» About this exercise:
The answer must be the full listing, retyped exactly.

» Entries shown:
+++

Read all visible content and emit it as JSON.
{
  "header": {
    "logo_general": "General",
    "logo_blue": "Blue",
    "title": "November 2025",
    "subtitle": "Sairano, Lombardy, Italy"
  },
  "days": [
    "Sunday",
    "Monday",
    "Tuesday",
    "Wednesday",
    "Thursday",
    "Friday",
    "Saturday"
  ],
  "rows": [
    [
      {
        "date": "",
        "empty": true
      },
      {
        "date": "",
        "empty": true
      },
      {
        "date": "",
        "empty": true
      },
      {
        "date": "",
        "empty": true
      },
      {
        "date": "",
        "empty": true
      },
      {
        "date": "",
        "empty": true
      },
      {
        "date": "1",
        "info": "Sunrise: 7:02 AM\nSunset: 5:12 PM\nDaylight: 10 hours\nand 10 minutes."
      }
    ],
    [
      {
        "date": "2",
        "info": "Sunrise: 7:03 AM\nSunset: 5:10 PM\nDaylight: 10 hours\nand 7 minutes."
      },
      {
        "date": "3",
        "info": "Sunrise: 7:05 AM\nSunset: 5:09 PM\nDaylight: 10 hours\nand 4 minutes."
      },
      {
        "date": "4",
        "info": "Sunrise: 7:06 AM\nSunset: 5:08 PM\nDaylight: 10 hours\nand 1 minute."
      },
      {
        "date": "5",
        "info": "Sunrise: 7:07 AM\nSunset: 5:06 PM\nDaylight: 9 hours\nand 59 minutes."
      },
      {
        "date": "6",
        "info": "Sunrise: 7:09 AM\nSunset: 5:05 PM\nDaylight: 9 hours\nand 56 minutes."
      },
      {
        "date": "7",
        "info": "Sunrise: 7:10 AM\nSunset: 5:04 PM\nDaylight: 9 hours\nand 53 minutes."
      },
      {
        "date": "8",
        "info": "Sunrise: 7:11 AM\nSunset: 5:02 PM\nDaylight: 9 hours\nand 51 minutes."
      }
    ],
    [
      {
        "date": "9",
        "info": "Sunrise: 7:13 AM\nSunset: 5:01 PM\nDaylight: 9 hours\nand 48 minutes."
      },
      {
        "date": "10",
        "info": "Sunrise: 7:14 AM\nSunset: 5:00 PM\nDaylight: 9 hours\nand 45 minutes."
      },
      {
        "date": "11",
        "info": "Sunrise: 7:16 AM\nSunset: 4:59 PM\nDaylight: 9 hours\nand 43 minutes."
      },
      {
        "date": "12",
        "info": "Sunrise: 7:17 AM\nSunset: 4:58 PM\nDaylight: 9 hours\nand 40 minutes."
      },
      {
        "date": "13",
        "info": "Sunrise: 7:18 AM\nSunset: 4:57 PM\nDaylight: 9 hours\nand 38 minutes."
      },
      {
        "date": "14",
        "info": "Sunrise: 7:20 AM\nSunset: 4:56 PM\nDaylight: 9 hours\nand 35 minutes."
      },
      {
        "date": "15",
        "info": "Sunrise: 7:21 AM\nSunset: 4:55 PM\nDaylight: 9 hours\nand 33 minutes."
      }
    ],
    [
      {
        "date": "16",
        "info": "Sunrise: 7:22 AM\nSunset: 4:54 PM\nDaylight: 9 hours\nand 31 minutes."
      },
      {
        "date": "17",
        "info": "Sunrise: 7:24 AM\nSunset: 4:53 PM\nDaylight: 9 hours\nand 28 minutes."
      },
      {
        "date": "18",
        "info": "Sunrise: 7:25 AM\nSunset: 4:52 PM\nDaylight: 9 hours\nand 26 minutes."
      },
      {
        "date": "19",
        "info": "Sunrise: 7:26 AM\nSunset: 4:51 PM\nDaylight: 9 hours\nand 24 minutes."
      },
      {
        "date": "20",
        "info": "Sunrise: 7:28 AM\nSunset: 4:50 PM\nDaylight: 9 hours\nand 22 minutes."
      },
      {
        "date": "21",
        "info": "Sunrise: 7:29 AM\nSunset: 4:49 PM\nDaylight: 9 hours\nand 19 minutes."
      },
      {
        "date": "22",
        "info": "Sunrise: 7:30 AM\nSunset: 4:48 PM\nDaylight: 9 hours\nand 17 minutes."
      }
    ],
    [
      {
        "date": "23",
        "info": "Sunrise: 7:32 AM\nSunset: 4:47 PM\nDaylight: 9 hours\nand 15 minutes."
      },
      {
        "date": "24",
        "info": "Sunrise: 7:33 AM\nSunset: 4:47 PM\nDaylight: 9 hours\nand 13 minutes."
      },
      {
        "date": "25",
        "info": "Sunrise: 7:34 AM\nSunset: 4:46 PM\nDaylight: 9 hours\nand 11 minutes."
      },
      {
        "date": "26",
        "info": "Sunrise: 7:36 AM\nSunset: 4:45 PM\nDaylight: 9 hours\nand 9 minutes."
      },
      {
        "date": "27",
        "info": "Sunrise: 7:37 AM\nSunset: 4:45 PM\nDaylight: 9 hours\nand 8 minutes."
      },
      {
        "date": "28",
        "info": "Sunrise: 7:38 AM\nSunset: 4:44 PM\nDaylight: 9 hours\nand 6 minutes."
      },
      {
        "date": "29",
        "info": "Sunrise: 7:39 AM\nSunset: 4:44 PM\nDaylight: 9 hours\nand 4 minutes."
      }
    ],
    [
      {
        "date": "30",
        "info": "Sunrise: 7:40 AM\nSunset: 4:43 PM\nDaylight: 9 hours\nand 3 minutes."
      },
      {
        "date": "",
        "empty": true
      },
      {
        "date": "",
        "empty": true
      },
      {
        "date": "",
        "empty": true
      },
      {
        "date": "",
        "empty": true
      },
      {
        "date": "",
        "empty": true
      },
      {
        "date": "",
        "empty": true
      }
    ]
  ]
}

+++

» The completed task:
Read all visible content and emit it as JSON.
{
  "header": {
    "logo_general": "General",
    "logo_blue": "Blue",
    "title": "November 2025",
    "subtitle": "Sairano, Lombardy, Italy"
  },
  "days": [
    "Sunday",
    "Monday",
    "Tuesday",
    "Wednesday",
    "Thursday",
    "Friday",
    "Saturday"
  ],
  "rows": [
    [
      {
        "date": "",
        "empty": true
      },
      {
        "date": "",
        "empty": true
      },
      {
        "date": "",
        "empty": true
      },
      {
        "date": "",
        "empty": true
      },
      {
        "date": "",
        "empty": true
      },
      {
        "date": "",
        "empty": true
      },
      {
        "date": "1",
        "info": "Sunrise: 7:02 AM\nSunset: 5:12 PM\nDaylight: 10 hours\nand 10 minutes."
      }
    ],
    [
      {
        "date": "2",
        "info": "Sunrise: 7:03 AM\nSunset: 5:10 PM\nDaylight: 10 hours\nand 7 minutes."
      },
      {
        "date": "3",
        "info": "Sunrise: 7:05 AM\nSunset: 5:09 PM\nDaylight: 10 hours\nand 4 minutes."
      },
      {
        "date": "4",
        "info": "Sunrise: 7:06 AM\nSunset: 5:08 PM\nDaylight: 10 hours\nand 1 minute."
      },
      {
        "date": "5",
        "info": "Sunrise: 7:07 AM\nSunset: 5:06 PM\nDaylight: 9 hours\nand 59 minutes."
      },
      {
        "date": "6",
        "info": "Sunrise: 7:09 AM\nSunset: 5:05 PM\nDaylight: 9 hours\nand 56 minutes."
      },
      {
        "date": "7",
        "info": "Sunrise: 7:10 AM\nSunset: 5:04 PM\nDaylight: 9 hours\nand 53 minutes."
      },
      {
        "date": "8",
        "info": "Sunrise: 7:11 AM\nSunset: 5:02 PM\nDaylight: 9 hours\nand 51 minutes."
      }
    ],
    [
      {
        "date": "9",
        "info": "Sunrise: 7:13 AM\nSunset: 5:01 PM\nDaylight: 9 hours\nand 48 minutes."
      },
      {
        "date": "10",
        "info": "Sunrise: 7:14 AM\nSunset: 5:00 PM\nDaylight: 9 hours\nand 45 minutes."
      },
      {
        "date": "11",
        "info": "Sunrise: 7:16 AM\nSunset: 4:59 PM\nDaylight: 9 hours\nand 43 minutes."
      },
      {
        "date": "12",
        "info": "Sunrise: 7:17 AM\nSunset: 4:58 PM\nDaylight: 9 hours\nand 40 minutes."
      },
      {
        "date": "13",
        "info": "Sunrise: 7:18 AM\nSunset: 4:57 PM\nDaylight: 9 hours\nand 38 minutes."
      },
      {
        "date": "14",
        "info": "Sunrise: 7:20 AM\nSunset: 4:56 PM\nDaylight: 9 hours\nand 35 minutes."
      },
      {
        "date": "15",
        "info": "Sunrise: 7:21 AM\nSunset: 4:55 PM\nDaylight: 9 hours\nand 33 minutes."
      }
    ],
    [
      {
        "date": "16",
        "info": "Sunrise: 7:22 AM\nSunset: 4:54 PM\nDaylight: 9 hours\nand 31 minutes."
      },
      {
        "date": "17",
        "info": "Sunrise: 7:24 AM\nSunset: 4:53 PM\nDaylight: 9 hours\nand 28 minutes."
      },
      {
        "date": "18",
        "info": "Sunrise: 7:25 AM\nSunset: 4:52 PM\nDaylight: 9 hours\nand 26 minutes."
      },
      {
        "date": "19",
        "info": "Sunrise: 7:26 AM\nSunset: 4:51 PM\nDaylight: 9 hours\nand 24 minutes."
      },
      {
        "date": "20",
        "info": "Sunrise: 7:28 AM\nSunset: 4:50 PM\nDaylight: 9 hours\nand 22 minutes."
      },
      {
        "date": "21",
        "info": "Sunrise: 7:29 AM\nSunset: 4:49 PM\nDaylight: 9 hours\nand 19 minutes."
      },
      {
        "date": "22",
        "info": "Sunrise: 7:30 AM\nSunset: 4:48 PM\nDaylight: 9 hours\nand 17 minutes."
      }
    ],
    [
      {
        "date": "23",
        "info": "Sunrise: 7:32 AM\nSunset: 4:47 PM\nDaylight: 9 hours\nand 15 minutes."
      },
      {
        "date": "24",
        "info": "Sunrise: 7:33 AM\nSunset: 4:47 PM\nDaylight: 9 hours\nand 13 minutes."
      },
      {
        "date": "25",
        "info": "Sunrise: 7:34 AM\nSunset: 4:46 PM\nDaylight: 9 hours\nand 11 minutes."
      },
      {
        "date": "26",
        "info": "Sunrise: 7:36 AM\nSunset: 4:45 PM\nDaylight: 9 hours\nand 9 minutes."
      },
      {
        "date": "27",
        "info": "Sunrise: 7:37 AM\nSunset: 4:45 PM\nDaylight: 9 hours\nand 8 minutes."
      },
      {
        "date": "28",
        "info": "Sunrise: 7:38 AM\nSunset: 4:44 PM\nDaylight: 9 hours\nand 6 minutes."
      },
      {
        "date": "29",
        "info": "Sunrise: 7:39 AM\nSunset: 4:44 PM\nDaylight: 9 hours\nand 4 minutes."
      }
    ],
    [
      {
        "date": "30",
        "info": "Sunrise: 7:40 AM\nSunset: 4:43 PM\nDaylight: 9 hours\nand 3 minutes."
      },
      {
        "date": "",
        "empty": true
      },
      {
        "date": "",
        "empty": true
      },
      {
        "date": "",
        "empty": true
      },
      {
        "date": "",
        "empty": true
      },
      {
        "date": "",
        "empty": true
      },
      {
        "date": "",
        "empty": true
      }
    ]
  ]
}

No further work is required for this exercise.